Innovation, or new product development, is an integral part of any organization that wants to grow and compete for market share. This doesn’t just involve brand new inventions, but also new models and updated versions. Whatever the new product or model is, it has the potential to revitalize a flagging company or, on the other hand, be the worst decision the company has ever made. The difference between the success and failure of a new release is effective New Product Forecasting and demand planning.
You Must Mitigate Risks of New Products and Stack The Odds in Your Favor
The negative implications are not only loss of market share or brand equity, but also the cash flow risks associated with holding dead stock – the main reason companies have high stock days is due to launching a new product that was unsuccessful. Besides having finished goods sitting in a warehouse taking up valuable space, unused raw materials and packaging are an additional drain on resources. A few basic but powerful methods help mitigate these risks. Here are the core methods we use to create new product forecasts at Castrol:
The reason for anticipating soft demand is because you are still trying to figure out how consumers will respond.
1. The Zero-Based Forecast
Since the new product has no historical sales, the forecast must be built from scratch, which means there is no baseline for it. The Sales & Marketing teams need to put forward convincing contextual assumptions to build the new product forecast. For example, there may be a similar product already available in the company’s portfolio that can be a good reference point to project the new product’s demand. Further information about similar products by other companies already available can be obtained from market research companies.
Remember that it is not only about using market data to construct the forecast; you must temper this data with qualitative insight and risk management. You may wish to err on the side of caution because you are still trying to figure out how consumers will respond – you don’t want to overproduce and end up having to develop liquidation plans for unsold stock. These forecasted volumes should be validated by Finance to ensure they are financially feasible. What’s more, the figure should meet the minimum batch/ order quantity to ensure appropriate supply planning ahead of time.
Cannibalization may sound negative but if it happens, it will have a positive net effect.
2. Understanding Cannibalization To Improve Demand Plan
Now that volumes are constructed, the next step is to gauge the new product’s cannibalization effect, which simply means how much volume share it will take from the existing portfolio of similar product/s. This may sound negative but if cannibalization happens, it will have a positive net effect. In some cases, the top line drops but profit margins increase. In many cases, the reason for new product development is to produce higher margin products to replace lower margin products.

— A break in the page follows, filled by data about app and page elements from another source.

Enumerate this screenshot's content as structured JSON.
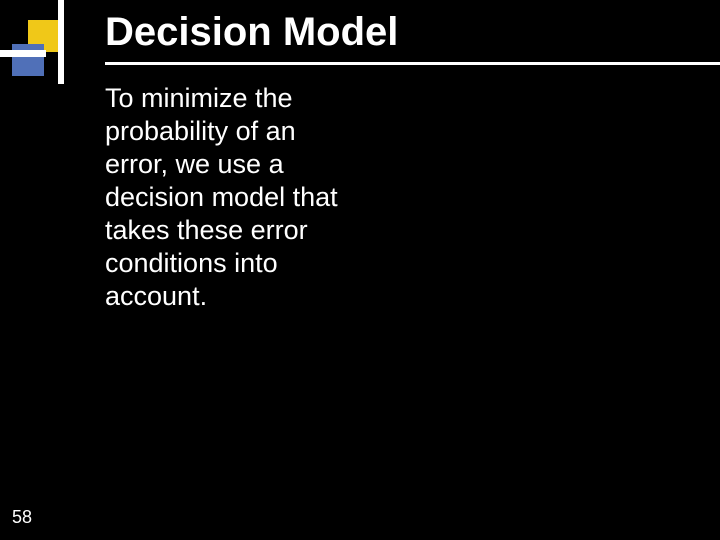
{
  "slide": {
    "title": "Decision Model",
    "body": "To minimize the probability of an error, we use a decision model that takes these error conditions into account.",
    "page_number": "58"
  },
  "colors": {
    "background": "#000000",
    "text": "#FFFFFF",
    "logo_yellow": "#F0C818",
    "logo_blue": "#5070B8"
  }
}
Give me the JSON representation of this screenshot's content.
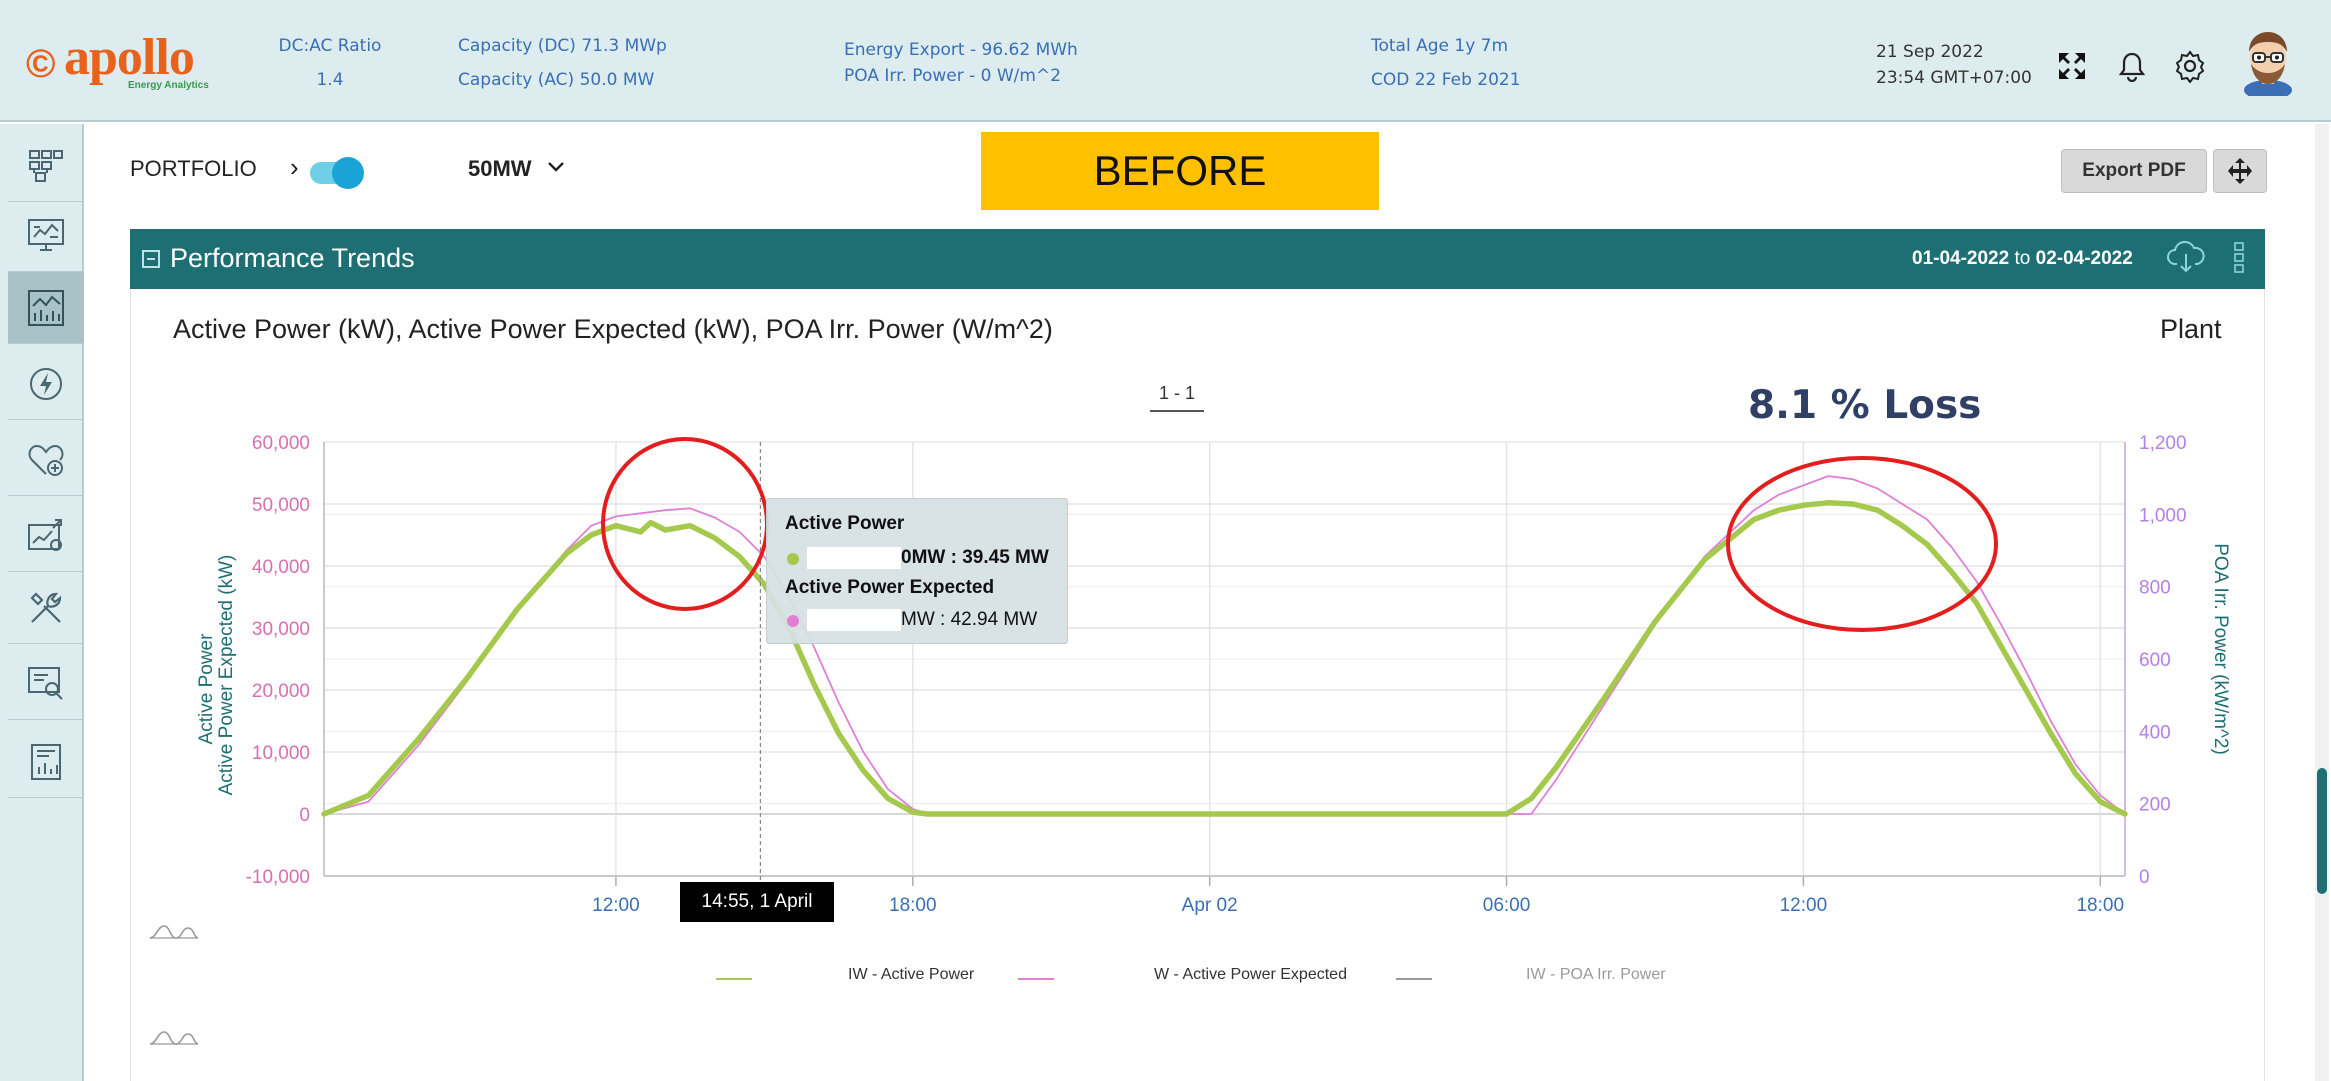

If successful, this positively influences the bottom line. For example, a change in the size of the product can cut production costs, increasing bottom line revenue. Sometimes the cannibalization is ignored, resulting in overstated top line numbers which don’t correlate with actual performance. This lack of planning creates a surplus of inventory – you’ll subsequently be sitting on wasted packaging material, an invalidated production plan, and finished goods you can’t sell.
A performance matrix allows you to compare the actual volume versus agreed demand
3. Performance Matrix To Track Actual Demand
I have an activity planning manager in my team at Castrol who delivers excellent execution of new products. He ensures all relevant parties are involved in the new launches, he delivers on time, and he has a weekly projects tracker that shares all useful information to keep management in the loop. In my first few days in the job I noticed that all these remarkable efforts put into execution are limited unless we use a tool to measure the actual performance.
We use a matrix tool that can be customized to the needs of the business. A performance matrix allows you to compare the actual volume versus agreed demand and the volume intensity of the existing/ similar product related to the new product (in other words, cannibalization). In companies that manufacture fresh food products, the returns and wastages need to be closely monitored. Using this tool, I am able to monitor the new product’s actual demand. If orders are placed which deviate heavily from the forecast, they are flagged and amendments to the plan are made. In some severe cases, there is an agreed tolerance percentage which helps in establishing accountability of forecast.
The above are a few valuable techniques to take into consideration when building new product forecasts. But these are not exhaustive. There are more market dynamics to consider that derive demand, sales activities, distribution, routes, new customers and much more.